《Airy Blue》2018 / 2000×6000㎜ / Sumi ink and mineral pigments on Japanese paper / Selected for the 8th Higashiyama Kaii Memorial Nikkei Nihonga Award
Gallerist (G): Congratulations on your selection for the Nikkei Nihonga Award. You were the youngest among the laureates, remarkable accomplishment to be noticed! While this award was initially conceived for the artist around forties, nowadays it seems to be exploring the emerging talents as well. The genre “Japanese Painting” gives the impression of being traditional or even old compared with contemporary art, and this may be the reason the organizers try to explore younger artist than before.
At first glance, your artworks look like classical Japanese painting with atmosphere of masters of this Japanese art, some of them giving totally different appearance. For instance, “Underneath” exhibited at VOCA 2021 can be seen as base-angled mountain within compact composition, but personally I found the whitish blank in the middle of picture plan to be “tagging” in the street. I have heard that some of the artists including you, initiated by Natsunosuke Mise, one of the awarded artists, carried out “performance” or different artistic representation from their ordinary style of Japanese painting during the session of the exhibition.
What do you feel about the positive appraisal of your work as “Japanese Painting” at this occasion of art award? Also, we are wondering what do young artists think of the existence of “Japanese Painting”, and we would like to ask you some questions as follows.
The existence of “Japanese Painting”
《Underneath》2021 / 2500 x 3990 mm / Sumi ink and mineral pigments on Japanese paper / Artwork selected for VOCA 2021:The Vision of Contemporary Art
Q1. For you, what the Japanese Painting is or does mean?
I understand that the term itself of Japanese Painting was generated in Meiji Era (1968-1912) when the oil painting was given from the West. We still do not know what Tenshin Okakura or Earnest Francisco Fenollosa, meant to preserve the painting of “Japan” , what was the interpretation of painting of Japan, so I think it is difficult to define clearly the term of Japanese Painting. Nevertheless, it seems that the questions themselves lead to the better understanding of Japanese Painting or of Japan itself.
Q2. What is the relationship between your present work and the Japanese painting so far?
S : I imagine that the birth of the word Japanese Painting is due to the people’s enthusiasm for “painting rivaling Western art”, which should have entailed the questioning of what is Japanese identity at the same time. However, the apparent definition of what was Japanese Painting seems to have been discussed in few occasions other than the topics of the materials used in the works.

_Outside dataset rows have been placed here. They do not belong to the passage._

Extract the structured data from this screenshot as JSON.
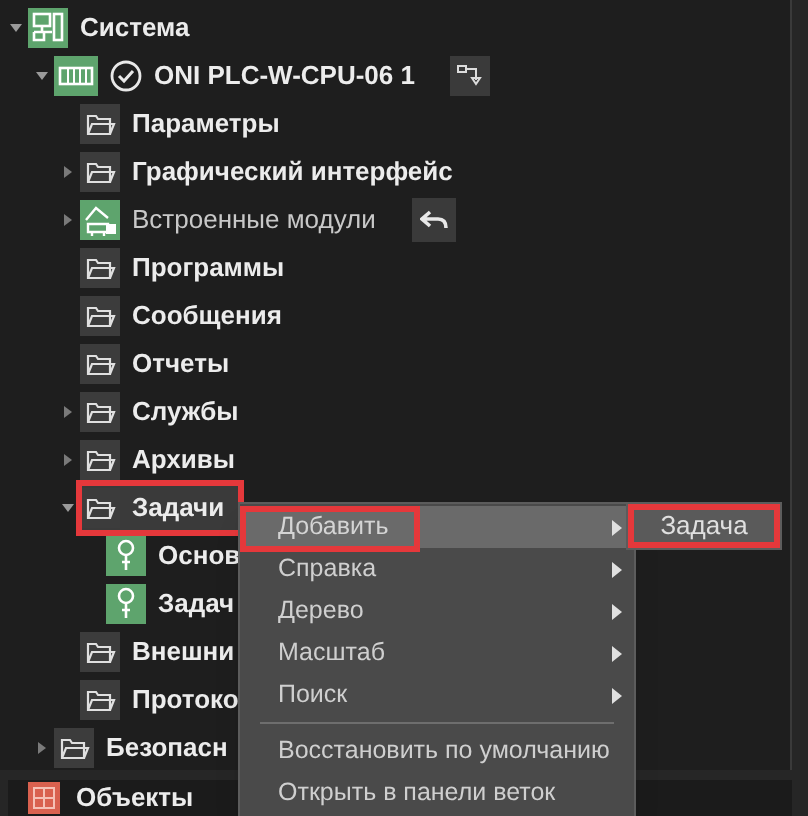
{
  "tree": {
    "label": "Система",
    "kind": "system",
    "expanded": true,
    "children": [
      {
        "label": "ONI PLC-W-CPU-06 1",
        "kind": "plc",
        "expanded": true,
        "checked": true,
        "action": {
          "kind": "goto"
        },
        "children": [
          {
            "label": "Параметры",
            "kind": "folder"
          },
          {
            "label": "Графический интерфейс",
            "kind": "folder",
            "expanded": false
          },
          {
            "label": "Встроенные модули",
            "kind": "module",
            "expanded": false,
            "action": {
              "kind": "undo"
            }
          },
          {
            "label": "Программы",
            "kind": "folder"
          },
          {
            "label": "Сообщения",
            "kind": "folder"
          },
          {
            "label": "Отчеты",
            "kind": "folder"
          },
          {
            "label": "Службы",
            "kind": "folder",
            "expanded": false
          },
          {
            "label": "Архивы",
            "kind": "folder",
            "expanded": false
          },
          {
            "label": "Задачи",
            "kind": "folder",
            "expanded": true,
            "highlighted": true,
            "children": [
              {
                "label": "Основ",
                "kind": "task"
              },
              {
                "label": "Задач",
                "kind": "task"
              }
            ]
          },
          {
            "label": "Внешни",
            "kind": "folder"
          },
          {
            "label": "Протоко",
            "kind": "folder"
          }
        ]
      },
      {
        "label": "Безопасн",
        "kind": "folder",
        "expanded": false
      }
    ]
  },
  "bottom_panel": {
    "label": "Объекты"
  },
  "context_menu": {
    "items": [
      {
        "kind": "item",
        "label": "Добавить",
        "submenu": true,
        "selected": true,
        "highlighted": true
      },
      {
        "kind": "item",
        "label": "Справка",
        "submenu": true,
        "selected": false,
        "highlighted": false
      },
      {
        "kind": "item",
        "label": "Дерево",
        "submenu": true,
        "selected": false,
        "highlighted": false
      },
      {
        "kind": "item",
        "label": "Масштаб",
        "submenu": true,
        "selected": false,
        "highlighted": false
      },
      {
        "kind": "item",
        "label": "Поиск",
        "submenu": true,
        "selected": false,
        "highlighted": false
      },
      {
        "kind": "separator"
      },
      {
        "kind": "item",
        "label": "Восстановить по умолчанию",
        "submenu": false,
        "selected": false,
        "highlighted": false
      },
      {
        "kind": "item",
        "label": "Открыть в панели веток",
        "submenu": false,
        "selected": false,
        "highlighted": false
      }
    ]
  },
  "submenu": {
    "items": [
      {
        "label": "Задача",
        "highlighted": true
      }
    ]
  }
}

Today, “Japanese Painting” as genre has survived in both University educational classification or in art world in general, which I doubt against such phenomenon. For example, does a piece painted with mineral pigments on Japanese paper mean directly Japanese Painting? What is Japan? What is painting of Japan? These are the questions I find necessary to pose continuously, but honestly speaking, I am not work within the border or Japanese Painting. In this sense, I am “not” the artist of Japanese Painting.
Mountain, surrounding world and my own experience
progress scenery photo by Ryo Yoshiki
Q3. What led you to your current technique?
S : My current technique was generated during the process of thinking about “mountain”. I aim at the direct experience for the viewer vis-à-vis the artwork rather than conceiving the pictorial space or composition. In other words, I try to generate the real small mountain on the picture plane. That is why I make use of mineral pigments with texture of the real presence as material, or sometimes of flowing hot water on the painting so that a form of mountain attacked by stormy rain.
Q4 What is your planning for future development？
S : I have been working with motif of “mountain” so far, however, I started feel uncomfortable in simply painting this motif. It is just difficult step ahead in short time, and I think it is also the issue of a gap between the term and the meaning of the work. Therefore, I would like to explore the representation to enlarge the angles with which I paint the mountain or to connect the world with the experience of my own.
Scaling Mt. Kitadake, photo by Seki Echika
Q6. Please inform us if you have something new to tackle.
S : In short term, I try to produce a three-dimensional work. I register the trace of my walking road, which will be output via Three-D printer. This work allows me to question the action itself of scaling. While a number of painters have already challenged in the history the drawing or painting while their mountaineering, I myself research for a new representation through mountains.
Also, I might try other materials of painting. The relationship between the viewers and artwork come into existence once the viewer faced against the artwork, which is becoming difficult under corona situation, increasing the occasion of online encounter with the artwork. I understand the merit and demerit in both cases, but I still stick to the used material in direct approach to the experience. Instead of just throwing away the past ways or materials altogether, I would like to “experiment” various approaches in series.
G : Thank you so much for your stories. We look forward to your future development.
Solo exhibition “Fragments from Scaling Mountain” started on June 25 at Art Front Gallery shows around 20 pieces of Sunohara including 16 pieces． In the middle of exhibition period, the new challenge of three- dimensional work will be added. We appreciate your visit and face to the works! You will feel the power and enlightenment of the work.
Please click here for the detail.